• _About this task_: What is needed is an exact repeat of the entries, with no pictures in it.

• _Entries provided_:
******
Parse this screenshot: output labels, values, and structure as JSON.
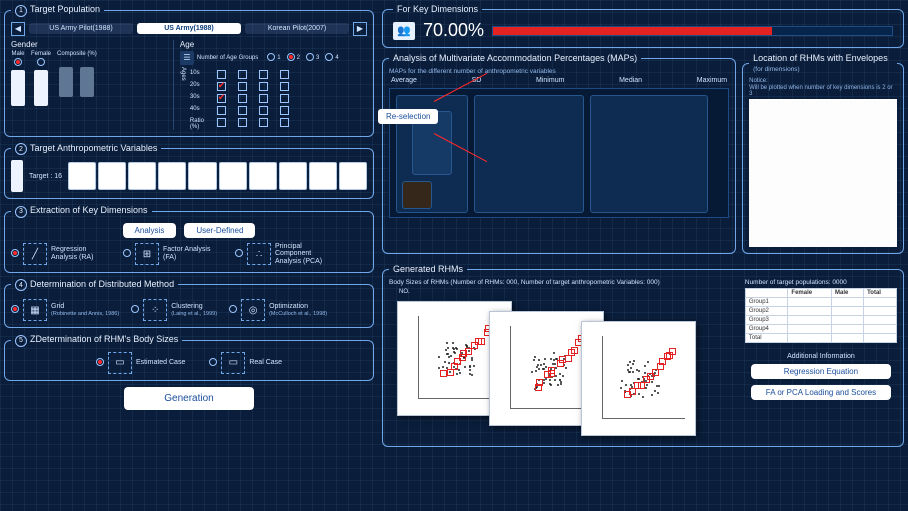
{
  "sections": {
    "s1": "Target Population",
    "s2": "Target Anthropometric Variables",
    "s3": "Extraction of Key Dimensions",
    "s4": "Determination of Distributed Method",
    "s5": "ZDetermination of RHM's Body Sizes"
  },
  "tabs": [
    "US Army Pilot(1988)",
    "US Army(1988)",
    "Korean Pilot(2007)"
  ],
  "gender": {
    "title": "Gender",
    "cols": [
      "Male",
      "Female",
      "Composite (%)"
    ]
  },
  "age": {
    "title": "Age",
    "head": "Number of Age Groups",
    "opts": [
      "1",
      "2",
      "3",
      "4"
    ],
    "rowLabel": "Ages",
    "rows": [
      "10s",
      "20s",
      "30s",
      "40s"
    ],
    "ratio": "Ratio (%)"
  },
  "anthro": {
    "target": "Target : 16"
  },
  "extract": {
    "btns": [
      "Analysis",
      "User-Defined"
    ],
    "opts": [
      {
        "name": "Regression Analysis (RA)",
        "sub": ""
      },
      {
        "name": "Factor Analysis (FA)",
        "sub": ""
      },
      {
        "name": "Principal Component Analysis (PCA)",
        "sub": ""
      }
    ]
  },
  "dist": {
    "opts": [
      {
        "name": "Grid",
        "sub": "(Robinette and Annis, 1986)"
      },
      {
        "name": "Clustering",
        "sub": "(Laing et al., 1999)"
      },
      {
        "name": "Optimization",
        "sub": "(McCulloch et al., 1998)"
      }
    ]
  },
  "sizes": {
    "opts": [
      "Estimated Case",
      "Real Case"
    ]
  },
  "generate": "Generation",
  "key": {
    "title": "For Key Dimensions",
    "pct": "70.00%"
  },
  "maps": {
    "title": "Analysis of Multivariate Accommodation Percentages (MAPs)",
    "sub": "MAPs for the different number of anthropometric variables",
    "stats": [
      "Average",
      "SD",
      "Minimum",
      "Median",
      "Maximum"
    ],
    "reselect": "Re-selection"
  },
  "loc": {
    "title": "Location of RHMs with Envelopes",
    "sub": "(for dimensions)",
    "notice": "Notice:",
    "noticeBody": "Will be plotted when number of key dimensions is 2 or 3"
  },
  "rhms": {
    "title": "Generated RHMs",
    "body": "Body Sizes of RHMs   (Number of RHMs:  000,   Number of target anthropometric Variables:  000)",
    "no": "NO."
  },
  "popTable": {
    "title": "Number of target populations:  0000",
    "headers": [
      "",
      "Female",
      "Male",
      "Total"
    ],
    "rows": [
      "Group1",
      "Group2",
      "Group3",
      "Group4",
      "Total"
    ]
  },
  "addl": {
    "label": "Additional Information",
    "btns": [
      "Regression Equation",
      "FA or PCA Loading and Scores"
    ]
  }
}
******
• _Exercise answer_:
Parse this screenshot: output labels, values, and structure as JSON.
{
  "sections": {
    "s1": "Target Population",
    "s2": "Target Anthropometric Variables",
    "s3": "Extraction of Key Dimensions",
    "s4": "Determination of Distributed Method",
    "s5": "ZDetermination of RHM's Body Sizes"
  },
  "tabs": [
    "US Army Pilot(1988)",
    "US Army(1988)",
    "Korean Pilot(2007)"
  ],
  "gender": {
    "title": "Gender",
    "cols": [
      "Male",
      "Female",
      "Composite (%)"
    ]
  },
  "age": {
    "title": "Age",
    "head": "Number of Age Groups",
    "opts": [
      "1",
      "2",
      "3",
      "4"
    ],
    "rowLabel": "Ages",
    "rows": [
      "10s",
      "20s",
      "30s",
      "40s"
    ],
    "ratio": "Ratio (%)"
  },
  "anthro": {
    "target": "Target : 16"
  },
  "extract": {
    "btns": [
      "Analysis",
      "User-Defined"
    ],
    "opts": [
      {
        "name": "Regression Analysis (RA)",
        "sub": ""
      },
      {
        "name": "Factor Analysis (FA)",
        "sub": ""
      },
      {
        "name": "Principal Component Analysis (PCA)",
        "sub": ""
      }
    ]
  },
  "dist": {
    "opts": [
      {
        "name": "Grid",
        "sub": "(Robinette and Annis, 1986)"
      },
      {
        "name": "Clustering",
        "sub": "(Laing et al., 1999)"
      },
      {
        "name": "Optimization",
        "sub": "(McCulloch et al., 1998)"
      }
    ]
  },
  "sizes": {
    "opts": [
      "Estimated Case",
      "Real Case"
    ]
  },
  "generate": "Generation",
  "key": {
    "title": "For Key Dimensions",
    "pct": "70.00%"
  },
  "maps": {
    "title": "Analysis of Multivariate Accommodation Percentages (MAPs)",
    "sub": "MAPs for the different number of anthropometric variables",
    "stats": [
      "Average",
      "SD",
      "Minimum",
      "Median",
      "Maximum"
    ],
    "reselect": "Re-selection"
  },
  "loc": {
    "title": "Location of RHMs with Envelopes",
    "sub": "(for dimensions)",
    "notice": "Notice:",
    "noticeBody": "Will be plotted when number of key dimensions is 2 or 3"
  },
  "rhms": {
    "title": "Generated RHMs",
    "body": "Body Sizes of RHMs   (Number of RHMs:  000,   Number of target anthropometric Variables:  000)",
    "no": "NO."
  },
  "popTable": {
    "title": "Number of target populations:  0000",
    "headers": [
      "",
      "Female",
      "Male",
      "Total"
    ],
    "rows": [
      "Group1",
      "Group2",
      "Group3",
      "Group4",
      "Total"
    ]
  },
  "addl": {
    "label": "Additional Information",
    "btns": [
      "Regression Equation",
      "FA or PCA Loading and Scores"
    ]
  }
}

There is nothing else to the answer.